- Diversification: Index funds provide instant diversification, as they hold a broad range of stocks representing an entire market or a specific sector. This diversification helps spread risk and reduces the impact of individual stock performance on the overall investment.
- Lower expenses: Index funds typically have lower expense ratios than actively managed funds. The passive approach reduces the need for costly research and active trading, translating into cost savings for investors.
- Consistent performance: Index funds aim to replicate the performance of a specific market index. As a result, they offer consistent returns over the long term, closely tracking the performance of the underlying index.
- Simplicity: Investing in index funds is straightforward and requires minimal effort. You do not need to constantly monitor and make frequent investment decisions, making index funds an excellent option for passive investors.
The downsides include:
- Limited upside potential: While index funds provide consistent returns, they may not outperform the market or a benchmark index. The goal of index funds is to match the performance of the underlying index, which means investors may miss out on potentially higher returns achieved by actively managed funds.
- Inability to beat the market: Since index funds passively track the market, they cannot capitalize on investment opportunities that may arise due to market inefficiencies or strategic stock selection.
- Tracking error: Although index funds aim to replicate the index's performance, they may experience slight deviations due to factors such as transaction costs, changes in the index composition or fund expenses.
- Lack of customization: Index funds have predefined portfolios that mirror the index they track. As a result, investors cannot customize their holdings or exclude specific stocks they may want to avoid for ethical or personal reasons.
Is Investing in an Index Fund a Good Idea?
Investing in an index fund can be a wise choice for many investors, especially those seeking a passive and cost-effective approach to the stock market. Index funds offer diversification, consistency and lower expense ratios than actively managed funds. They are particularly suitable for individuals with long-term investment goals, as they aim to match the overall market's performance and reduce the impact of short-term market fluctuations.

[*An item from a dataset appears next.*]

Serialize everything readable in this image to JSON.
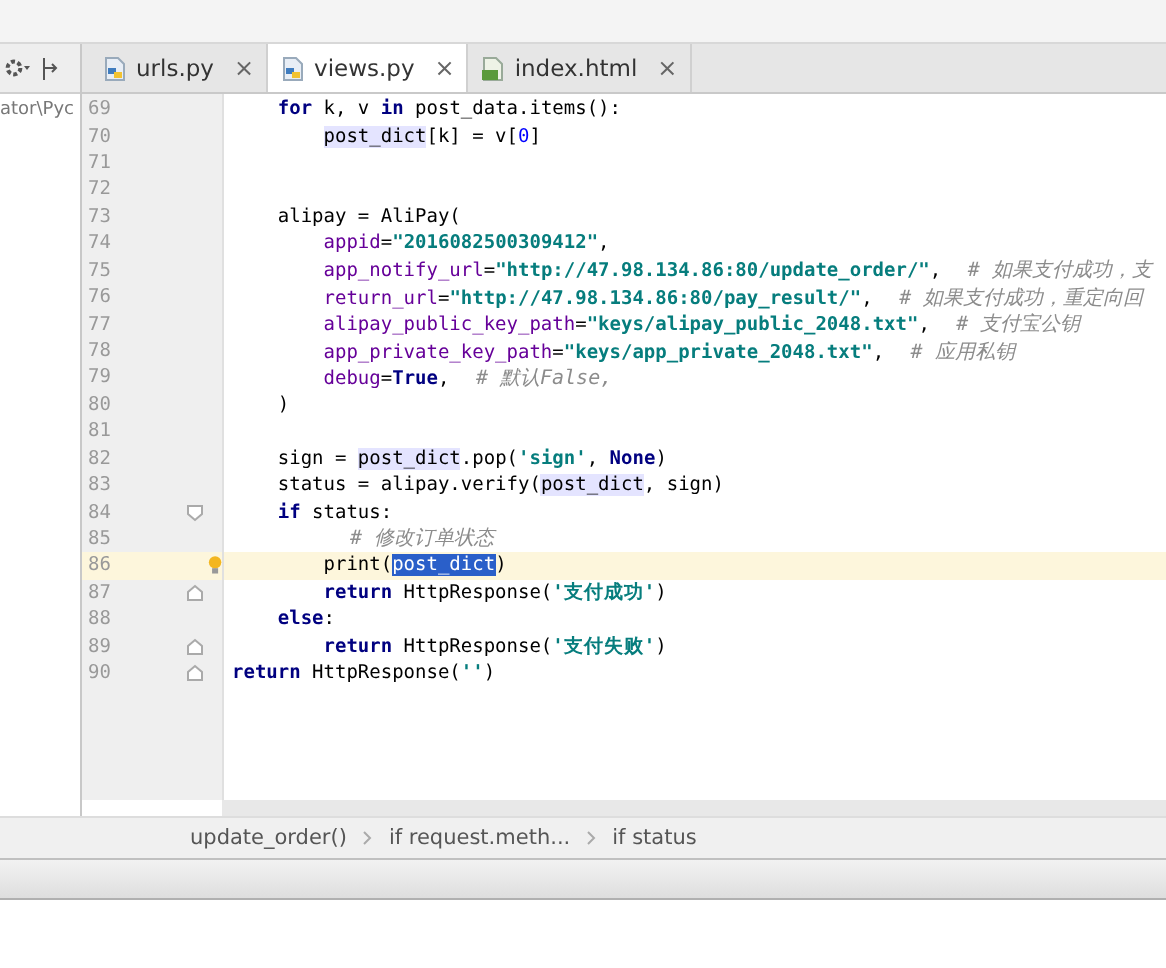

Index funds are a compelling and efficient investment option for investors seeking simplicity, diversification and long-term growth potential. Their passive management approach, lower expenses and consistent performance make them an attractive choice no matter where you are in your investment journey.

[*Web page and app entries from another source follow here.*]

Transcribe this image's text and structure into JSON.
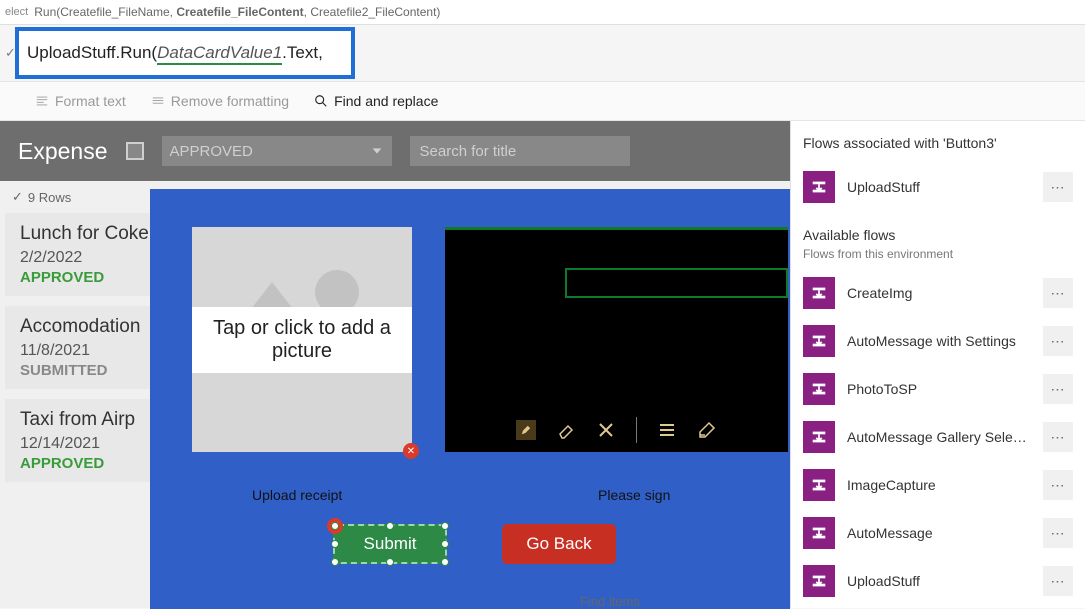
{
  "topHint": {
    "prefix": "Run(Createfile_FileName, ",
    "bold": "Createfile_FileContent",
    "rest": ", Createfile2_FileContent)"
  },
  "formula": {
    "part1": "UploadStuff.Run(",
    "ref": "DataCardValue1",
    "part2": ".Text,"
  },
  "toolbar": {
    "format": "Format text",
    "remove": "Remove formatting",
    "find": "Find and replace"
  },
  "expense": {
    "title": "Expense",
    "ddLabel": "APPROVED",
    "searchPlaceholder": "Search for title",
    "rowCount": "9 Rows"
  },
  "listItems": [
    {
      "title": "Lunch for Coke",
      "date": "2/2/2022",
      "status": "APPROVED",
      "statusClass": "approved"
    },
    {
      "title": "Accomodation",
      "date": "11/8/2021",
      "status": "SUBMITTED",
      "statusClass": "submitted"
    },
    {
      "title": "Taxi from Airp",
      "date": "12/14/2021",
      "status": "APPROVED",
      "statusClass": "approved"
    }
  ],
  "modal": {
    "imgText": "Tap or click to add a picture",
    "uploadLabel": "Upload receipt",
    "signLabel": "Please sign",
    "submit": "Submit",
    "goback": "Go Back",
    "findItems": "Find items"
  },
  "side": {
    "header": "Flows associated with 'Button3'",
    "assocFlows": [
      {
        "name": "UploadStuff"
      }
    ],
    "availHeader": "Available flows",
    "availSub": "Flows from this environment",
    "availFlows": [
      {
        "name": "CreateImg"
      },
      {
        "name": "AutoMessage with Settings"
      },
      {
        "name": "PhotoToSP"
      },
      {
        "name": "AutoMessage Gallery Select..."
      },
      {
        "name": "ImageCapture"
      },
      {
        "name": "AutoMessage"
      },
      {
        "name": "UploadStuff"
      }
    ]
  },
  "selectLabel": "elect"
}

By embracing index funds, you can build a strong foundation for your portfolio, benefit from cost efficiency and focus on long-term financial success. As with any investment decision, aligning index funds with your specific financial goals and risk tolerance can help you harness your full potential.